Riding like a circus bear
Remember how I told you I recently taught my son to ride his bike without training wheels? Well, now all he wants to do is ride. This is not in and of itself a bad thing; however, because of the influx of traffic on our little country road due to both gas wells and coal mines, it is not safe for him to ride alone.
Remember also how I told you that I was getting in shape so that I could spend more quality time with my children? Good. Now combine the two things of which I’ve just reminded you, and you will see where I’m going here.
Yes, that’s right. For the first time in years, I rode a bicycle.
It wasn’t a bicycle built for two, nor was it a bicycle built for me. It is my middle daughter’s bike, a Mongoose that is definitely a bit too small for me. (Especially the seat; it nearly disappears when I sit down.)
My dear husband – who is the first to say that he has the right to remain silent, but lacks the ability – informed me that I look like the bear at the circus when riding the thing. Having never been to a circus, I can’t be sure if that is true, but I know enough to know that it wasn’t a compliment.
Regardless of my appearance or my husband’s apparent embarrassment, I rode bikes with my son for nearly half an hour that evening. My son took great joy in the fact that, while only having been able to ride for about a week, he was capable of beating me in a race already. I didn’t even let him win! It must be a different set of muscles used for pedaling versus running, because I really couldn’t beat him. After only about five minutes, my legs burned like I had set them afire. After 10 minutes, they felt like jelly. After 15 minutes, they were nearly numb. After 20, I called it quits.
We were about a tenth of a mile from the house when I said I had to stop, so I told him we could race back to the driveway. He said he was going to see how far up it he could go. As we got closer, I decided that I would do the same. I stood up on the pedals to help myself pump harder, and I was really picking up speed as I started up the graveled lane.
Then the chain popped the gear sprocket and – in slow motion, it seemed – I went down. Surprisingly, I landed on my feet. Perhaps it would have been better had I hit the ground. The left pedal hit my left shin halfway between knee and ankle, while the right handlebar hit my right knee.

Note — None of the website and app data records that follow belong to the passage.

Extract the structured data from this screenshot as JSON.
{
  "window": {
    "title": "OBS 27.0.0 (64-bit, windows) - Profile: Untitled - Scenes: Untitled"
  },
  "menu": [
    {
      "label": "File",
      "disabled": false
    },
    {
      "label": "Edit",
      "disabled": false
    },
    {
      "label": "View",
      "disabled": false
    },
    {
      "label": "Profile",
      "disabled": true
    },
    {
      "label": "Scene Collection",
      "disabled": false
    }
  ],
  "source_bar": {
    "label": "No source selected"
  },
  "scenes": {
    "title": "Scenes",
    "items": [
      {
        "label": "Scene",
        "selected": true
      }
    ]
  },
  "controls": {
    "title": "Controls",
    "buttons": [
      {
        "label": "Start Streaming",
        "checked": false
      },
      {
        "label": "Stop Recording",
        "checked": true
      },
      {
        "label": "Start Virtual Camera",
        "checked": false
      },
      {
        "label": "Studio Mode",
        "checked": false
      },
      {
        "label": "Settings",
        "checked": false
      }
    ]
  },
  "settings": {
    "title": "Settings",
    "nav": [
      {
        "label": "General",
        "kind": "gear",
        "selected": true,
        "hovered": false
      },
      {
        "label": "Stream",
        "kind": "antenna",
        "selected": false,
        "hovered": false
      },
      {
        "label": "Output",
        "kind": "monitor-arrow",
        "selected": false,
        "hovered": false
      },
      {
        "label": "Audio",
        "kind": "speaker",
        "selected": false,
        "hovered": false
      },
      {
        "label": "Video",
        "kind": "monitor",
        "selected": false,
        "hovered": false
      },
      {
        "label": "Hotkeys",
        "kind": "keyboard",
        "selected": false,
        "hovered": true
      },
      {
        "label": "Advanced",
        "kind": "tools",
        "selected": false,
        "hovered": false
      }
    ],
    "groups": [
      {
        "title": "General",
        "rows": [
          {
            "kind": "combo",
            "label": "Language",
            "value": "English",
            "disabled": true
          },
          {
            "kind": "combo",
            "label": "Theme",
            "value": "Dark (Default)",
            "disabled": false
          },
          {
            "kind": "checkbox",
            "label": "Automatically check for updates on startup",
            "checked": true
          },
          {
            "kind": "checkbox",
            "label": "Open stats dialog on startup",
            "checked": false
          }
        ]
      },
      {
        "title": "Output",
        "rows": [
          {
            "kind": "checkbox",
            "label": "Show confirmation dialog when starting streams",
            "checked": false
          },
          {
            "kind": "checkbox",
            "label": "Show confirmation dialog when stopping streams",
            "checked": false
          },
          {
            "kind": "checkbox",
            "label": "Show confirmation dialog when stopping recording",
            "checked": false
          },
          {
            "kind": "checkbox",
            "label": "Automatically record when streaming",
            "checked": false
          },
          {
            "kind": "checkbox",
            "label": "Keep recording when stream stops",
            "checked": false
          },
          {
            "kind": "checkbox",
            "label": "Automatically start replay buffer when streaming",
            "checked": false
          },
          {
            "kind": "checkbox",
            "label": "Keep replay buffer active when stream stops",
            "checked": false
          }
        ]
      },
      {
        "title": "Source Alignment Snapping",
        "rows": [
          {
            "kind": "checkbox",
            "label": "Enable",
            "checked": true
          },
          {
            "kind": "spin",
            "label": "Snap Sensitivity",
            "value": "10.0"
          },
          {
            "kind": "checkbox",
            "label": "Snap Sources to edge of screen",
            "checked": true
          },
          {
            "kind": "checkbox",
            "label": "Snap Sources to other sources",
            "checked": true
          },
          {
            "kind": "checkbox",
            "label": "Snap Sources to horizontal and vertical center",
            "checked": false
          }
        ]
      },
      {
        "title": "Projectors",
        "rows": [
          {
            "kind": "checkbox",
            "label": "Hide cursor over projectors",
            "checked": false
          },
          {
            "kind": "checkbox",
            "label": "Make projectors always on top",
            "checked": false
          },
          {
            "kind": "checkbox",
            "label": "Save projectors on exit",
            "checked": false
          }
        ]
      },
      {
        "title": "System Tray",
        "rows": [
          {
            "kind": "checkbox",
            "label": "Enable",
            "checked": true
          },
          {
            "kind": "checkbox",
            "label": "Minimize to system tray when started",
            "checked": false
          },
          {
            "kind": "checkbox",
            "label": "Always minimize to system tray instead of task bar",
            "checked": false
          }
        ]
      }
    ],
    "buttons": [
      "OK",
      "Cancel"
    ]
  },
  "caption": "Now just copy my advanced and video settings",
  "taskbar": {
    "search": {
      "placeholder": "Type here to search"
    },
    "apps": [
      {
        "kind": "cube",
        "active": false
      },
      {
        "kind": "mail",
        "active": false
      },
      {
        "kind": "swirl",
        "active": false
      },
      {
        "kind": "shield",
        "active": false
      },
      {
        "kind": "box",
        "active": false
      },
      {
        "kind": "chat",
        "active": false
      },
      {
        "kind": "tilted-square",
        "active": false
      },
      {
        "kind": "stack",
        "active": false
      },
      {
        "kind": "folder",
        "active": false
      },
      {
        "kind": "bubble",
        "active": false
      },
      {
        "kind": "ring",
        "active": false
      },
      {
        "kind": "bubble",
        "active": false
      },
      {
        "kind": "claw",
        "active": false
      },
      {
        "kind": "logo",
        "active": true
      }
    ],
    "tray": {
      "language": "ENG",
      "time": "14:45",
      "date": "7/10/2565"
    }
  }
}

Somehow I managed to put the bike away and limp to the house. Ice and ibuprofen were the only things I grabbed on the way to bed. I propped up my legs and prayed for death. When morning came, I was so stiff – and purple – I couldn’t stand it.
Once I can bend my knees again, I will be back out there. In the meantime, though, I may try to find a taller bike with a larger seat, and perhaps knee pads also would be wise.
Laura Zoeller can be reached at firstname.lastname@example.org.